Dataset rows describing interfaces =
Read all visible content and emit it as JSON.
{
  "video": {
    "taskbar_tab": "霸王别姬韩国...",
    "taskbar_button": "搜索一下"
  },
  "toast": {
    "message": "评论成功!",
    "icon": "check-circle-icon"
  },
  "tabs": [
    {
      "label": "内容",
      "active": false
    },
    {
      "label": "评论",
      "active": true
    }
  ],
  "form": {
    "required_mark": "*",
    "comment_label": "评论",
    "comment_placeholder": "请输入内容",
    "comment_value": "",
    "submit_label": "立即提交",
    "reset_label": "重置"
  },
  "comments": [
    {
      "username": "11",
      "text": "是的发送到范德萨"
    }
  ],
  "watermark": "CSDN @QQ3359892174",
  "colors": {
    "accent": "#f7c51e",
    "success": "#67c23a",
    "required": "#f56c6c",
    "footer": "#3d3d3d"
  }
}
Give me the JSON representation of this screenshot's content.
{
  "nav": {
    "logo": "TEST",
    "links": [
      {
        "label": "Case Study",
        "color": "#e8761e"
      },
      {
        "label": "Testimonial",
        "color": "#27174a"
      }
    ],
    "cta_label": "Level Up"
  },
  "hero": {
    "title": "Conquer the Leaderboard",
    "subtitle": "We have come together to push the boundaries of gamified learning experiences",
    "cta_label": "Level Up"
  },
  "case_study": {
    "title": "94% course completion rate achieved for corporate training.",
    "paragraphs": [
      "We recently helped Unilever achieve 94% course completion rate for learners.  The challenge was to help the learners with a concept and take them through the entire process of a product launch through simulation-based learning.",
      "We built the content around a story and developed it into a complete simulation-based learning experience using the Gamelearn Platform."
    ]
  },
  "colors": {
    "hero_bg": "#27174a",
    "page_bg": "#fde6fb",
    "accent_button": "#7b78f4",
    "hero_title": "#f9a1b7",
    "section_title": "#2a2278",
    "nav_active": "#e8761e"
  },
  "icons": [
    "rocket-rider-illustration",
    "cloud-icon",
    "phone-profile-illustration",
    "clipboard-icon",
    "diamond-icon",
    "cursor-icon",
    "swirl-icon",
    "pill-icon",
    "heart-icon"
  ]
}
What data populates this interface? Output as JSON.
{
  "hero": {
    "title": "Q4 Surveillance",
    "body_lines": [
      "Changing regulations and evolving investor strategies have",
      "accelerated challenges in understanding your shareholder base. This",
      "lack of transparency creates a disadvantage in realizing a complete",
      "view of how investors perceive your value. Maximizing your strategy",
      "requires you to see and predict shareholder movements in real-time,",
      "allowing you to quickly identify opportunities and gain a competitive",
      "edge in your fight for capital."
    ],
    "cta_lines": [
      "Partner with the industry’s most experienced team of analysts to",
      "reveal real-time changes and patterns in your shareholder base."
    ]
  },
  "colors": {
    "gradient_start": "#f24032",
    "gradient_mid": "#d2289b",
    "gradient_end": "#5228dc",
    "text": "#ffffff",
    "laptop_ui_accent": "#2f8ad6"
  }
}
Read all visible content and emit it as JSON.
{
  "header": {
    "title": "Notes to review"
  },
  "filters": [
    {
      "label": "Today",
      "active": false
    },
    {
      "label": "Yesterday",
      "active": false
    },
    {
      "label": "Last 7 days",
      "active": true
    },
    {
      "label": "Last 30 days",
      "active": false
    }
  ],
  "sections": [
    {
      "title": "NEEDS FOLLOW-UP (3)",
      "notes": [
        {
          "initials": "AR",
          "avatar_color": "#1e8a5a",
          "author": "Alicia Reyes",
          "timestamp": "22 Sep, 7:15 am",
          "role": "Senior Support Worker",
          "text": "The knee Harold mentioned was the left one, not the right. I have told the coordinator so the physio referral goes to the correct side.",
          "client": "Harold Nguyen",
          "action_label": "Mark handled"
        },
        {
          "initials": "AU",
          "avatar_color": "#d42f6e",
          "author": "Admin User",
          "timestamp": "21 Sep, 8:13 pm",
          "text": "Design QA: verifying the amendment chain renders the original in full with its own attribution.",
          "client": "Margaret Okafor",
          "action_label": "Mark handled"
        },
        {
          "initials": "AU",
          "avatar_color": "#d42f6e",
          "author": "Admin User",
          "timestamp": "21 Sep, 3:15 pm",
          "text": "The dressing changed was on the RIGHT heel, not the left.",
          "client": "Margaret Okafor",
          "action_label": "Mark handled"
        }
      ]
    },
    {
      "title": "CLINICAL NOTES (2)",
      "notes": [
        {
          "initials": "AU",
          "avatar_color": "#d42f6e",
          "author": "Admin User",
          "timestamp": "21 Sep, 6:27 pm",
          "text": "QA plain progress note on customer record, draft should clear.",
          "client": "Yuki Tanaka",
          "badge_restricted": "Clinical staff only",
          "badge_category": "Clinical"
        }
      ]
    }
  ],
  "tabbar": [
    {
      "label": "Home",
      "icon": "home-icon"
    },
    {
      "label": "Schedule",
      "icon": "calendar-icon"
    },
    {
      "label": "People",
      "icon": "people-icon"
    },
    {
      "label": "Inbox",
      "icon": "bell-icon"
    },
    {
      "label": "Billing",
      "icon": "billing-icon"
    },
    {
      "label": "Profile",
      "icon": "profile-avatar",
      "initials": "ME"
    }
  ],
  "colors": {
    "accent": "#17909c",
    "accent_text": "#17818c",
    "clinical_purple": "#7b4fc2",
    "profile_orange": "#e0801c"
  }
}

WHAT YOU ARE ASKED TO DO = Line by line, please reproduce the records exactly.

ANSWER TO THIS TASK =
Read all visible content and emit it as JSON.
{
  "video": {
    "taskbar_tab": "霸王别姬韩国...",
    "taskbar_button": "搜索一下"
  },
  "toast": {
    "message": "评论成功!",
    "icon": "check-circle-icon"
  },
  "tabs": [
    {
      "label": "内容",
      "active": false
    },
    {
      "label": "评论",
      "active": true
    }
  ],
  "form": {
    "required_mark": "*",
    "comment_label": "评论",
    "comment_placeholder": "请输入内容",
    "comment_value": "",
    "submit_label": "立即提交",
    "reset_label": "重置"
  },
  "comments": [
    {
      "username": "11",
      "text": "是的发送到范德萨"
    }
  ],
  "watermark": "CSDN @QQ3359892174",
  "colors": {
    "accent": "#f7c51e",
    "success": "#67c23a",
    "required": "#f56c6c",
    "footer": "#3d3d3d"
  }
}
Give me the JSON representation of this screenshot's content.
{
  "nav": {
    "logo": "TEST",
    "links": [
      {
        "label": "Case Study",
        "color": "#e8761e"
      },
      {
        "label": "Testimonial",
        "color": "#27174a"
      }
    ],
    "cta_label": "Level Up"
  },
  "hero": {
    "title": "Conquer the Leaderboard",
    "subtitle": "We have come together to push the boundaries of gamified learning experiences",
    "cta_label": "Level Up"
  },
  "case_study": {
    "title": "94% course completion rate achieved for corporate training.",
    "paragraphs": [
      "We recently helped Unilever achieve 94% course completion rate for learners.  The challenge was to help the learners with a concept and take them through the entire process of a product launch through simulation-based learning.",
      "We built the content around a story and developed it into a complete simulation-based learning experience using the Gamelearn Platform."
    ]
  },
  "colors": {
    "hero_bg": "#27174a",
    "page_bg": "#fde6fb",
    "accent_button": "#7b78f4",
    "hero_title": "#f9a1b7",
    "section_title": "#2a2278",
    "nav_active": "#e8761e"
  },
  "icons": [
    "rocket-rider-illustration",
    "cloud-icon",
    "phone-profile-illustration",
    "clipboard-icon",
    "diamond-icon",
    "cursor-icon",
    "swirl-icon",
    "pill-icon",
    "heart-icon"
  ]
}
What data populates this interface? Output as JSON.
{
  "hero": {
    "title": "Q4 Surveillance",
    "body_lines": [
      "Changing regulations and evolving investor strategies have",
      "accelerated challenges in understanding your shareholder base. This",
      "lack of transparency creates a disadvantage in realizing a complete",
      "view of how investors perceive your value. Maximizing your strategy",
      "requires you to see and predict shareholder movements in real-time,",
      "allowing you to quickly identify opportunities and gain a competitive",
      "edge in your fight for capital."
    ],
    "cta_lines": [
      "Partner with the industry’s most experienced team of analysts to",
      "reveal real-time changes and patterns in your shareholder base."
    ]
  },
  "colors": {
    "gradient_start": "#f24032",
    "gradient_mid": "#d2289b",
    "gradient_end": "#5228dc",
    "text": "#ffffff",
    "laptop_ui_accent": "#2f8ad6"
  }
}
Read all visible content and emit it as JSON.
{
  "header": {
    "title": "Notes to review"
  },
  "filters": [
    {
      "label": "Today",
      "active": false
    },
    {
      "label": "Yesterday",
      "active": false
    },
    {
      "label": "Last 7 days",
      "active": true
    },
    {
      "label": "Last 30 days",
      "active": false
    }
  ],
  "sections": [
    {
      "title": "NEEDS FOLLOW-UP (3)",
      "notes": [
        {
          "initials": "AR",
          "avatar_color": "#1e8a5a",
          "author": "Alicia Reyes",
          "timestamp": "22 Sep, 7:15 am",
          "role": "Senior Support Worker",
          "text": "The knee Harold mentioned was the left one, not the right. I have told the coordinator so the physio referral goes to the correct side.",
          "client": "Harold Nguyen",
          "action_label": "Mark handled"
        },
        {
          "initials": "AU",
          "avatar_color": "#d42f6e",
          "author": "Admin User",
          "timestamp": "21 Sep, 8:13 pm",
          "text": "Design QA: verifying the amendment chain renders the original in full with its own attribution.",
          "client": "Margaret Okafor",
          "action_label": "Mark handled"
        },
        {
          "initials": "AU",
          "avatar_color": "#d42f6e",
          "author": "Admin User",
          "timestamp": "21 Sep, 3:15 pm",
          "text": "The dressing changed was on the RIGHT heel, not the left.",
          "client": "Margaret Okafor",
          "action_label": "Mark handled"
        }
      ]
    },
    {
      "title": "CLINICAL NOTES (2)",
      "notes": [
        {
          "initials": "AU",
          "avatar_color": "#d42f6e",
          "author": "Admin User",
          "timestamp": "21 Sep, 6:27 pm",
          "text": "QA plain progress note on customer record, draft should clear.",
          "client": "Yuki Tanaka",
          "badge_restricted": "Clinical staff only",
          "badge_category": "Clinical"
        }
      ]
    }
  ],
  "tabbar": [
    {
      "label": "Home",
      "icon": "home-icon"
    },
    {
      "label": "Schedule",
      "icon": "calendar-icon"
    },
    {
      "label": "People",
      "icon": "people-icon"
    },
    {
      "label": "Inbox",
      "icon": "bell-icon"
    },
    {
      "label": "Billing",
      "icon": "billing-icon"
    },
    {
      "label": "Profile",
      "icon": "profile-avatar",
      "initials": "ME"
    }
  ],
  "colors": {
    "accent": "#17909c",
    "accent_text": "#17818c",
    "clinical_purple": "#7b4fc2",
    "profile_orange": "#e0801c"
  }
}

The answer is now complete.